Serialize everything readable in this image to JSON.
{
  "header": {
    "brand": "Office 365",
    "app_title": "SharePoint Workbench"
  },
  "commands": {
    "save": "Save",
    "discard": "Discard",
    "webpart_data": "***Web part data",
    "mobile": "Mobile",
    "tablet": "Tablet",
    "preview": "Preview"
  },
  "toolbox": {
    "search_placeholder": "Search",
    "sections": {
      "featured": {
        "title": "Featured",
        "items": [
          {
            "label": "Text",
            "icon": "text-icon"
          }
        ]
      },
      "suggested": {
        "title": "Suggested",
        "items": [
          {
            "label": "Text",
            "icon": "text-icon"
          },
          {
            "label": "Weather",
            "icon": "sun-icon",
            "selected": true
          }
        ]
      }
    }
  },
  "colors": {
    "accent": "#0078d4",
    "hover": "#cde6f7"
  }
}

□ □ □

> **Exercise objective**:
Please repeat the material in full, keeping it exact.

> **Result of this exercise**:
Serialize everything readable in this image to JSON.
{
  "header": {
    "brand": "Office 365",
    "app_title": "SharePoint Workbench"
  },
  "commands": {
    "save": "Save",
    "discard": "Discard",
    "webpart_data": "***Web part data",
    "mobile": "Mobile",
    "tablet": "Tablet",
    "preview": "Preview"
  },
  "toolbox": {
    "search_placeholder": "Search",
    "sections": {
      "featured": {
        "title": "Featured",
        "items": [
          {
            "label": "Text",
            "icon": "text-icon"
          }
        ]
      },
      "suggested": {
        "title": "Suggested",
        "items": [
          {
            "label": "Text",
            "icon": "text-icon"
          },
          {
            "label": "Weather",
            "icon": "sun-icon",
            "selected": true
          }
        ]
      }
    }
  },
  "colors": {
    "accent": "#0078d4",
    "hover": "#cde6f7"
  }
}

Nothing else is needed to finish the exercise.